▼
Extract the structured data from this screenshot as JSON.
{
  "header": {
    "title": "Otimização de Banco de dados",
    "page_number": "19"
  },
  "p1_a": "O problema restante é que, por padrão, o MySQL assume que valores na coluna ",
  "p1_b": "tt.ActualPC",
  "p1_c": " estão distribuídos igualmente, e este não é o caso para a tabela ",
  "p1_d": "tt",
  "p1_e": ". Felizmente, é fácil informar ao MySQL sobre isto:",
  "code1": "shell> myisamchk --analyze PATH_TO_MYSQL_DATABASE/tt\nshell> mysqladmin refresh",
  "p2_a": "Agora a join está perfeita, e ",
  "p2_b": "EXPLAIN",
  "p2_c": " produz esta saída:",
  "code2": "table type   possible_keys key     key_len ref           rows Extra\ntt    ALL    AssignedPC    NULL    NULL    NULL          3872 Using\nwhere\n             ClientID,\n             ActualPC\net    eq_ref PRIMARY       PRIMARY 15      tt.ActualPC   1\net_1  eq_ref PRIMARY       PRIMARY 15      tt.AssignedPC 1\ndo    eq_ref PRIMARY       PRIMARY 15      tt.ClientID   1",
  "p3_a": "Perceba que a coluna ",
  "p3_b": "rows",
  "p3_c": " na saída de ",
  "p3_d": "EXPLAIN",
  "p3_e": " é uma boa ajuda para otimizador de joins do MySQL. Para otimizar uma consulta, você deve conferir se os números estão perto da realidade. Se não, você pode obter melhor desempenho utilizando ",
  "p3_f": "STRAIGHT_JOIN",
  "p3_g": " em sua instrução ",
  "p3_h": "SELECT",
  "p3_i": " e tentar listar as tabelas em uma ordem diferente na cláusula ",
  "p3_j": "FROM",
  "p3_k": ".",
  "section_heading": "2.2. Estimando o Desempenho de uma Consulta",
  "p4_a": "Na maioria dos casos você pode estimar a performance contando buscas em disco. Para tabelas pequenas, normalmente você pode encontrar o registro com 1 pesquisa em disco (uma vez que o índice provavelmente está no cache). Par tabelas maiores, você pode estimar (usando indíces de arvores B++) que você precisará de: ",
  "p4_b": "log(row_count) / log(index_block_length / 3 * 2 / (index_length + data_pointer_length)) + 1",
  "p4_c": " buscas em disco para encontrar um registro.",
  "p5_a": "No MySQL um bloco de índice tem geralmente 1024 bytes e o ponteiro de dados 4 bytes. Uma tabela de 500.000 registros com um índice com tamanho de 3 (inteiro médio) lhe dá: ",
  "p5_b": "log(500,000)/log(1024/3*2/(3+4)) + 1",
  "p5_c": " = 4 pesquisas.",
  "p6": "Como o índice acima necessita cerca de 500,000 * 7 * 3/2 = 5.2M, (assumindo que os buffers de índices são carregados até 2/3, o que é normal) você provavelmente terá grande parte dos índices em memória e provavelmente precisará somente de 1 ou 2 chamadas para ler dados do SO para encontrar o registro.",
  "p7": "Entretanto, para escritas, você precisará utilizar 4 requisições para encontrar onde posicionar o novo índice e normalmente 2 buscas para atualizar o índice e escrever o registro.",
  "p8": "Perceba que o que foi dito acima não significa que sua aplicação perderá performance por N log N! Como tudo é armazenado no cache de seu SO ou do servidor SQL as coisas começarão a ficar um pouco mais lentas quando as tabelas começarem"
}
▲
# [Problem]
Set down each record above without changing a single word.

# [Task solution]
Extract the structured data from this screenshot as JSON.
{
  "header": {
    "title": "Otimização de Banco de dados",
    "page_number": "19"
  },
  "p1_a": "O problema restante é que, por padrão, o MySQL assume que valores na coluna ",
  "p1_b": "tt.ActualPC",
  "p1_c": " estão distribuídos igualmente, e este não é o caso para a tabela ",
  "p1_d": "tt",
  "p1_e": ". Felizmente, é fácil informar ao MySQL sobre isto:",
  "code1": "shell> myisamchk --analyze PATH_TO_MYSQL_DATABASE/tt\nshell> mysqladmin refresh",
  "p2_a": "Agora a join está perfeita, e ",
  "p2_b": "EXPLAIN",
  "p2_c": " produz esta saída:",
  "code2": "table type   possible_keys key     key_len ref           rows Extra\ntt    ALL    AssignedPC    NULL    NULL    NULL          3872 Using\nwhere\n             ClientID,\n             ActualPC\net    eq_ref PRIMARY       PRIMARY 15      tt.ActualPC   1\net_1  eq_ref PRIMARY       PRIMARY 15      tt.AssignedPC 1\ndo    eq_ref PRIMARY       PRIMARY 15      tt.ClientID   1",
  "p3_a": "Perceba que a coluna ",
  "p3_b": "rows",
  "p3_c": " na saída de ",
  "p3_d": "EXPLAIN",
  "p3_e": " é uma boa ajuda para otimizador de joins do MySQL. Para otimizar uma consulta, você deve conferir se os números estão perto da realidade. Se não, você pode obter melhor desempenho utilizando ",
  "p3_f": "STRAIGHT_JOIN",
  "p3_g": " em sua instrução ",
  "p3_h": "SELECT",
  "p3_i": " e tentar listar as tabelas em uma ordem diferente na cláusula ",
  "p3_j": "FROM",
  "p3_k": ".",
  "section_heading": "2.2. Estimando o Desempenho de uma Consulta",
  "p4_a": "Na maioria dos casos você pode estimar a performance contando buscas em disco. Para tabelas pequenas, normalmente você pode encontrar o registro com 1 pesquisa em disco (uma vez que o índice provavelmente está no cache). Par tabelas maiores, você pode estimar (usando indíces de arvores B++) que você precisará de: ",
  "p4_b": "log(row_count) / log(index_block_length / 3 * 2 / (index_length + data_pointer_length)) + 1",
  "p4_c": " buscas em disco para encontrar um registro.",
  "p5_a": "No MySQL um bloco de índice tem geralmente 1024 bytes e o ponteiro de dados 4 bytes. Uma tabela de 500.000 registros com um índice com tamanho de 3 (inteiro médio) lhe dá: ",
  "p5_b": "log(500,000)/log(1024/3*2/(3+4)) + 1",
  "p5_c": " = 4 pesquisas.",
  "p6": "Como o índice acima necessita cerca de 500,000 * 7 * 3/2 = 5.2M, (assumindo que os buffers de índices são carregados até 2/3, o que é normal) você provavelmente terá grande parte dos índices em memória e provavelmente precisará somente de 1 ou 2 chamadas para ler dados do SO para encontrar o registro.",
  "p7": "Entretanto, para escritas, você precisará utilizar 4 requisições para encontrar onde posicionar o novo índice e normalmente 2 buscas para atualizar o índice e escrever o registro.",
  "p8": "Perceba que o que foi dito acima não significa que sua aplicação perderá performance por N log N! Como tudo é armazenado no cache de seu SO ou do servidor SQL as coisas começarão a ficar um pouco mais lentas quando as tabelas começarem"
}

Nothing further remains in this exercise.